Home » Aim


Neurological diseases are amongst the most challenging and expensive diseases around us. Strokes are by far the most significant and expensive for society. In the last decades, there was momentous progress in the understanding and treatment of stroke. This led to the introduction of the most effective novel treatments in the whole field of medicine. Firstly, the thrombectomy for intracranial large vessel occlusion stroke and secondly, endovascular treatment of intracranial aneurysms (IAs).

However, we might hit a block regarding treatment advancement, as large parts of previous improvements are based on:

(1) treatment on a population level as the results of clinical trials, and

(2) decades of research with animal models.

Although they are valuable approaches, they do not cover the patient-specific and multifaceted aspects of stroke (e.g., comorbidities, multi-organ involvement, the initiation of the stroke, the subacute progression of the diseases). But these are required to advance the field of stroke prevention, diagnosis, treatment, and monitoring, and improve patient care.
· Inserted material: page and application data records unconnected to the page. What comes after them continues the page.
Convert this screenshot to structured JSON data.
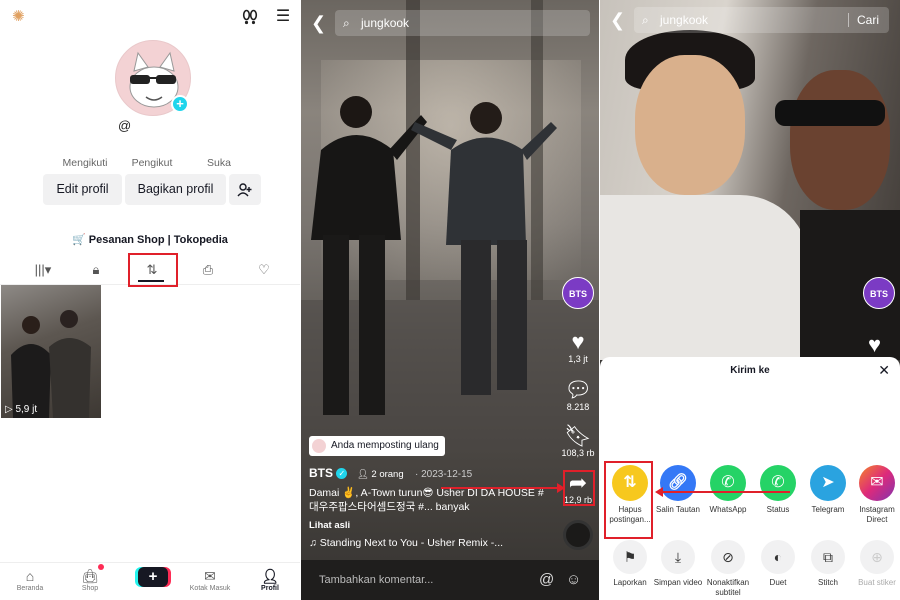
{
  "panel1": {
    "handle": "@",
    "stats": [
      "Mengikuti",
      "Pengikut",
      "Suka"
    ],
    "edit_profile": "Edit profil",
    "share_profile": "Bagikan profil",
    "shop_link": "Pesanan Shop | Tokopedia",
    "thumb_views": "5,9 jt",
    "nav": [
      "Beranda",
      "Shop",
      "+",
      "Kotak Masuk",
      "Profil"
    ]
  },
  "panel2": {
    "search_query": "jungkook",
    "likes": "1,3 jt",
    "comments": "8.218",
    "saves": "108,3 rb",
    "shares": "12,9 rb",
    "bts_label": "BTS",
    "repost_notice": "Anda memposting ulang",
    "author": "BTS",
    "people_tag": "2 orang",
    "date": "2023-12-15",
    "caption": "Damai ✌️, A-Town turun😎 Usher DI DA HOUSE #대우주팝스타어셈드정국 #... banyak",
    "lihat_asli": "Lihat asli",
    "music": "♫ Standing Next to You - Usher Remix -...",
    "comment_placeholder": "Tambahkan komentar..."
  },
  "panel3": {
    "search_query": "jungkook",
    "search_button": "Cari",
    "bts_label": "BTS",
    "sheet_title": "Kirim ke",
    "share_targets": [
      {
        "label": "Hapus postingan...",
        "color": "#f7c81e"
      },
      {
        "label": "Salin Tautan",
        "color": "#3478f6"
      },
      {
        "label": "WhatsApp",
        "color": "#25d366"
      },
      {
        "label": "Status",
        "color": "#25d366"
      },
      {
        "label": "Telegram",
        "color": "#2aa3e0"
      },
      {
        "label": "Instagram Direct",
        "color": "#c13584"
      }
    ],
    "actions": [
      "Laporkan",
      "Simpan video",
      "Nonaktifkan subtitel",
      "Duet",
      "Stitch",
      "Buat stiker"
    ]
  },
  "colors": {
    "highlight_red": "#e0202a",
    "tiktok_pink": "#fe2c55",
    "tiktok_cyan": "#25f4ee"
  }
}
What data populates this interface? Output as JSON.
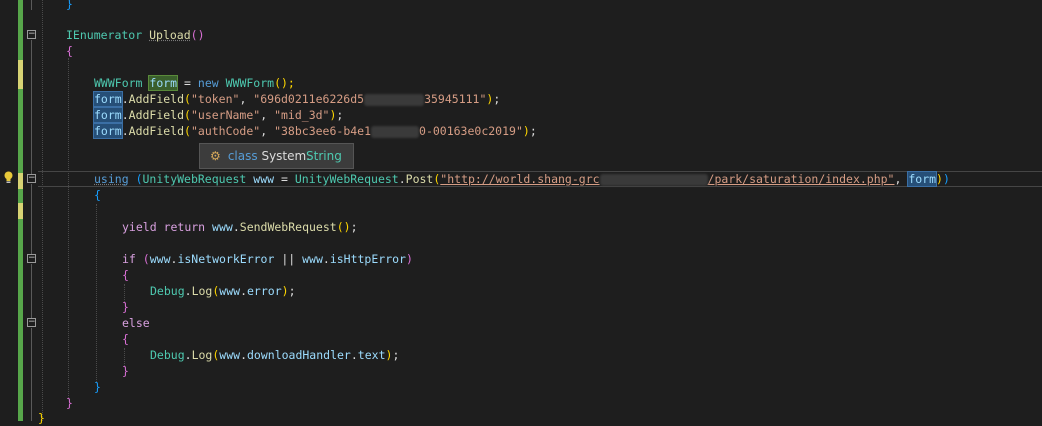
{
  "editor": {
    "lines": {
      "top_brace": "}",
      "method_keyword": "IEnumerator",
      "method_name": "Upload",
      "open_brace_1": "{",
      "wwwform_type": "WWWForm",
      "form_var": "form",
      "eq_new": " = ",
      "new_kw": "new",
      "wwwform_ctor": "WWWForm",
      "form_ref": "form",
      "addfield": "AddField",
      "token_key": "\"token\"",
      "token_val_start": "\"696d0211e6226d5",
      "token_val_end": "35945111\"",
      "username_key": "\"userName\"",
      "username_val": "\"mid_3d\"",
      "authcode_key": "\"authCode\"",
      "authcode_val_start": "\"38bc3ee6-b4e1",
      "authcode_val_end": "0-00163e0c2019\"",
      "using_kw": "using",
      "uwr_type": "UnityWebRequest",
      "www_var": "www",
      "post_method": "Post",
      "url_start": "\"http://world.shang-grc",
      "url_end": "/park/saturation/index.php\"",
      "open_brace_2": "{",
      "yield_kw": "yield",
      "return_kw": "return",
      "send_method": "SendWebRequest",
      "if_kw": "if",
      "is_network_error": "isNetworkError",
      "or_op": " || ",
      "is_http_error": "isHttpError",
      "debug_type": "Debug",
      "log_method": "Log",
      "error_prop": "error",
      "else_kw": "else",
      "download_handler": "downloadHandler",
      "text_prop": "text",
      "close_brace": "}"
    },
    "tooltip": {
      "keyword": "class",
      "name_prefix": "System.",
      "name_type": "String"
    }
  }
}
Medical professionals currently lack patient-specific decision-making tools and well-established models that can accurately assist in the diagnosis and stratification of stroke patients for tailored treatments and device choice.

Personalised computational modelling provides a viable, promising, and clinically required approach to improve patient management. On top of that, personalised computational modelling will address other (clinical) needs regarding stroke. For example, fragmented knowledge from different medical specialties, evidence obtained in selected populations in protected environments, simplistic mono-organ disease models, and interdependencies between factors that are now considered independent.